For many of Scranton’s philosophical ancestors, a confrontation with death, and all its attendant catharsis, has been the foundation of a resolve to seize the marrow of life, even if that means breaking a few bones. Albert Camus and Jean-Paul Sartre were both active in the French underground resistance during WWII. Sartre even tried to encourage intellectuals to assassinate French Nazi collaborators and at the age of sixty was arrested for civil disobedience while taking part in the 1968 strikes in Paris.
As books like Action Dharma explore, there are numerous strands of Buddhism deeply engaged in social and political action. It’s not a significant text within Buddhism, but the Hagakure manual that Scranton turned to in Iraq used Zen principles as a mental toolbox for Samurai to fight with total conviction and fearlessness. The Hagakure was infamously repurposed by Japanese nationalists in the ‘30s and ‘40s as a ‘kind of bible for the Imperial Japanese Army and Navy’, even inspiring some kamikaze pilots to compose samurai-style death poems and take swords into the cockpit with them. This isn’t an endorsement of any particular politics or tactics. I’m not saying it’s time to Learn how to Kill in the Anthropocene – at least not yet. I’m just saying that Scranton’s own philosophical foundations don’t necessarily lead to pacifism.
In fact, Scranton doesn’t explicitly foreswear collective struggle. He castigates one large climate march as ‘an orgy of democratic emotion, an activist-themed street fair … that siphoned off organizing energy that could have been more useful elsewhere.’ But he also praises the violent industrial and civil rights struggles in the US, for people who ‘didn’t just protest, share news stories, and post messages … didn’t just march … didn’t just hold meetings’ – people who ‘fought and bled and died for a world they believed in, for a share in the power they produced’. Is he trying to goad climate activists into more radical territory? Sometimes it seems like it. He closes We’re Doomed with some ruminations on how we might fight for a ‘a world socialist revolution’ as the only viable path to managing the global transition away from fossil fuels. As Camus once described the artist’s predicament, Scranton is ‘… groping his way in the dark … incapable of separating himself from the world’s misfortune and passionately longing for solitude and silence.’
Scranton’s writing doesn’t explicitly promote stasis and de-politicisation, but neither does it denounce it. It’s hard to piece together any coherent message in his politically obtuse writing, apart from a call for deep reflection about the world and our engagement with it. The fact that his books ask more questions than they answer, especially about a problem as harrowing as climate change, are likely part of their appeal.
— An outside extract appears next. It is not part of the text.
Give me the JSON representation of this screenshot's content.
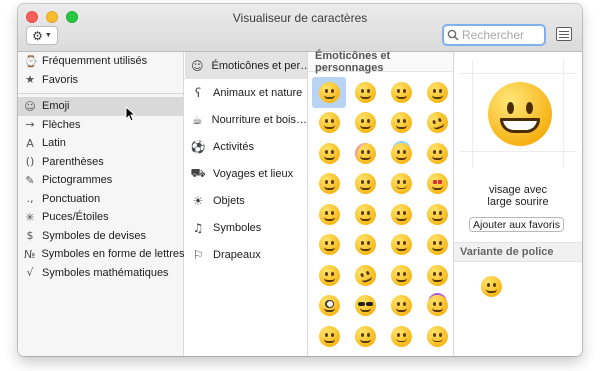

People caught in the everyday tension between total despair and motivation see their struggle in his words and cherish the candor with which he publicly lays out his contradictions. As one of Scranton’s philosophical inspirations once put it, ‘one is fruitful only at the cost of being rich in contradictions’.
A better understanding of Scranton’s philosophical lineage helps one understand how a sense of ultimate hopelessness and political action aren’t mutually exclusive. In fact, some existentialists see hope as a barrier to courageous political action. ‘If fear is the mother of cowardice, hope if the father’, Walter Kaufman writes. Something to keep in mind if Marvel is right and ‘we need courage, not hope to face climate change’.
I’m not preaching the abandonment of hope, which can always be defined in nuanced and non-pollyannaish ways. But if you’re unable to escape despair, there are ways to sharpen it into a weapon.
Image: Detail from the cover art of We’re Doomed. Now What?